(Task goal):
Look through the entries below and return all lines including the word "knots".

Entries taken from a collection
++++++++
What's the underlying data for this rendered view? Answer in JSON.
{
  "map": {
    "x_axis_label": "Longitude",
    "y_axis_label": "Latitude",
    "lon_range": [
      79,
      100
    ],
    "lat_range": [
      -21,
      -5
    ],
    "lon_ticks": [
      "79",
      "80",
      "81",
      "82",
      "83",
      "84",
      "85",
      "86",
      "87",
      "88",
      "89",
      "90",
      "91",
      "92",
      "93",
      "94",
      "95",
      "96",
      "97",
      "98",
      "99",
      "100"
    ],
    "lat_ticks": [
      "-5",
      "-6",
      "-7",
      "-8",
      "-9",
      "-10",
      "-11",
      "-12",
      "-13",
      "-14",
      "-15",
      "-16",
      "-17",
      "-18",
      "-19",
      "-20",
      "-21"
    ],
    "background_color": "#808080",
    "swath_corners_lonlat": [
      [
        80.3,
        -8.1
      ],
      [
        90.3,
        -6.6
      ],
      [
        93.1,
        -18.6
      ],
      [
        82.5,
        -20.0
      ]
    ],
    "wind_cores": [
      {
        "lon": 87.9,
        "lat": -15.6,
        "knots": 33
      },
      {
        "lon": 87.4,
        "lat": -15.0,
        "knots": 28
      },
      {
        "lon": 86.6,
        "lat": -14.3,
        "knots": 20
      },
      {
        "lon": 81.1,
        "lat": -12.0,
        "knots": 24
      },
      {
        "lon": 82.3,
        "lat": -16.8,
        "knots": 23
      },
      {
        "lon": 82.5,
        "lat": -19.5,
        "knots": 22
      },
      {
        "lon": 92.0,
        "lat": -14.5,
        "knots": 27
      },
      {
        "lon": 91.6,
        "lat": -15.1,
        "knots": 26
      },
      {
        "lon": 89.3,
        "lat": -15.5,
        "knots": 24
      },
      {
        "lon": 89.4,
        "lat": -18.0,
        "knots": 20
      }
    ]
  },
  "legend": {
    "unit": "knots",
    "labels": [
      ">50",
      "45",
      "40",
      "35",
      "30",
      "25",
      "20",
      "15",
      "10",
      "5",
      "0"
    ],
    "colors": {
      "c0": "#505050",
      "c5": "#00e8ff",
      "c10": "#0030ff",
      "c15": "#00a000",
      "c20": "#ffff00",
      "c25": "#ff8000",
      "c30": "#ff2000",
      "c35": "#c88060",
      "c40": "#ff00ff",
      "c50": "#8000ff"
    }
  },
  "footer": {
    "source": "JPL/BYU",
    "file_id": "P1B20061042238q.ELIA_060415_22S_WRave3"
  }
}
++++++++
(Exercise solution):
        "knots": 33
        "knots": 28
        "knots": 20
        "knots": 24
        "knots": 23
        "knots": 22
        "knots": 27
        "knots": 26
        "knots": 24
        "knots": 20
    "unit": "knots",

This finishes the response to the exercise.